■ Data for this task ■
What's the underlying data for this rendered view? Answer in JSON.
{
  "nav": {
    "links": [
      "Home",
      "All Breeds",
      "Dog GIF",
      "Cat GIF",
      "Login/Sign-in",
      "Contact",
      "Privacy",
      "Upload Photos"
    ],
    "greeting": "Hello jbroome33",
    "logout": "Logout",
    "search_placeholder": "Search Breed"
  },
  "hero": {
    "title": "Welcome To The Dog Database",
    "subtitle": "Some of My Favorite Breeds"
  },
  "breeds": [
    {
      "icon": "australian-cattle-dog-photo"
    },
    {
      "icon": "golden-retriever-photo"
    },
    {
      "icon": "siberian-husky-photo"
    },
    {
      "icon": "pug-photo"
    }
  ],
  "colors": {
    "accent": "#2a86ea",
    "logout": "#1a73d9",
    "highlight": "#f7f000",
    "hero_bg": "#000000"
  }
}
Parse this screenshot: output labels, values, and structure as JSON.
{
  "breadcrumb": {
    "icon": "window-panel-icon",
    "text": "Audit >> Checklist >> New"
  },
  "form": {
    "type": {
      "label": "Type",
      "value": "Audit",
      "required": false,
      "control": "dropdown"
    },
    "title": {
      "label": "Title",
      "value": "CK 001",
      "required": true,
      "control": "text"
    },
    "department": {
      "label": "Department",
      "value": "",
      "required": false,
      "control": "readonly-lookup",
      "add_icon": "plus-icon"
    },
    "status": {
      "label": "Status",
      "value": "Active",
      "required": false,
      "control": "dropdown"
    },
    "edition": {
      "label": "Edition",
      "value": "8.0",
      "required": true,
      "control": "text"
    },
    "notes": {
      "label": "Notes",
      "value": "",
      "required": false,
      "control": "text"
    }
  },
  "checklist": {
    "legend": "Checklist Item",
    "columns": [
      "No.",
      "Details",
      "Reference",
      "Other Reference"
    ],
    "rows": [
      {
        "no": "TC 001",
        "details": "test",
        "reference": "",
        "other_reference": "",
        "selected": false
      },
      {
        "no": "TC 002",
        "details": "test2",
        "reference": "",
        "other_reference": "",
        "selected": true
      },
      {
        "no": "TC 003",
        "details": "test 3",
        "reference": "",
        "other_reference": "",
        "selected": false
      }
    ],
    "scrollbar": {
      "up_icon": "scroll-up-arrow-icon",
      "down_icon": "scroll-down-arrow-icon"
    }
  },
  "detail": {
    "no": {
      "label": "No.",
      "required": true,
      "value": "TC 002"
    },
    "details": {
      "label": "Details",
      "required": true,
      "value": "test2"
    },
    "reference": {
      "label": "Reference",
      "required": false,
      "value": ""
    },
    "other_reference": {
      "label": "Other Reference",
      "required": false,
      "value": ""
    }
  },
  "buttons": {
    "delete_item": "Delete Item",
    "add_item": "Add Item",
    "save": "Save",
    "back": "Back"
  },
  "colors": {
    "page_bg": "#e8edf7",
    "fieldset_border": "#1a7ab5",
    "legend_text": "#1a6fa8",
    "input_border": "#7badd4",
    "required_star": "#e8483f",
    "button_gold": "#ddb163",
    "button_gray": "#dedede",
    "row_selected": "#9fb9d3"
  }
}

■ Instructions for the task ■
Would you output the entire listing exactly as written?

■ Finished exercise ■
What's the underlying data for this rendered view? Answer in JSON.
{
  "nav": {
    "links": [
      "Home",
      "All Breeds",
      "Dog GIF",
      "Cat GIF",
      "Login/Sign-in",
      "Contact",
      "Privacy",
      "Upload Photos"
    ],
    "greeting": "Hello jbroome33",
    "logout": "Logout",
    "search_placeholder": "Search Breed"
  },
  "hero": {
    "title": "Welcome To The Dog Database",
    "subtitle": "Some of My Favorite Breeds"
  },
  "breeds": [
    {
      "icon": "australian-cattle-dog-photo"
    },
    {
      "icon": "golden-retriever-photo"
    },
    {
      "icon": "siberian-husky-photo"
    },
    {
      "icon": "pug-photo"
    }
  ],
  "colors": {
    "accent": "#2a86ea",
    "logout": "#1a73d9",
    "highlight": "#f7f000",
    "hero_bg": "#000000"
  }
}
Parse this screenshot: output labels, values, and structure as JSON.
{
  "breadcrumb": {
    "icon": "window-panel-icon",
    "text": "Audit >> Checklist >> New"
  },
  "form": {
    "type": {
      "label": "Type",
      "value": "Audit",
      "required": false,
      "control": "dropdown"
    },
    "title": {
      "label": "Title",
      "value": "CK 001",
      "required": true,
      "control": "text"
    },
    "department": {
      "label": "Department",
      "value": "",
      "required": false,
      "control": "readonly-lookup",
      "add_icon": "plus-icon"
    },
    "status": {
      "label": "Status",
      "value": "Active",
      "required": false,
      "control": "dropdown"
    },
    "edition": {
      "label": "Edition",
      "value": "8.0",
      "required": true,
      "control": "text"
    },
    "notes": {
      "label": "Notes",
      "value": "",
      "required": false,
      "control": "text"
    }
  },
  "checklist": {
    "legend": "Checklist Item",
    "columns": [
      "No.",
      "Details",
      "Reference",
      "Other Reference"
    ],
    "rows": [
      {
        "no": "TC 001",
        "details": "test",
        "reference": "",
        "other_reference": "",
        "selected": false
      },
      {
        "no": "TC 002",
        "details": "test2",
        "reference": "",
        "other_reference": "",
        "selected": true
      },
      {
        "no": "TC 003",
        "details": "test 3",
        "reference": "",
        "other_reference": "",
        "selected": false
      }
    ],
    "scrollbar": {
      "up_icon": "scroll-up-arrow-icon",
      "down_icon": "scroll-down-arrow-icon"
    }
  },
  "detail": {
    "no": {
      "label": "No.",
      "required": true,
      "value": "TC 002"
    },
    "details": {
      "label": "Details",
      "required": true,
      "value": "test2"
    },
    "reference": {
      "label": "Reference",
      "required": false,
      "value": ""
    },
    "other_reference": {
      "label": "Other Reference",
      "required": false,
      "value": ""
    }
  },
  "buttons": {
    "delete_item": "Delete Item",
    "add_item": "Add Item",
    "save": "Save",
    "back": "Back"
  },
  "colors": {
    "page_bg": "#e8edf7",
    "fieldset_border": "#1a7ab5",
    "legend_text": "#1a6fa8",
    "input_border": "#7badd4",
    "required_star": "#e8483f",
    "button_gold": "#ddb163",
    "button_gray": "#dedede",
    "row_selected": "#9fb9d3"
  }
}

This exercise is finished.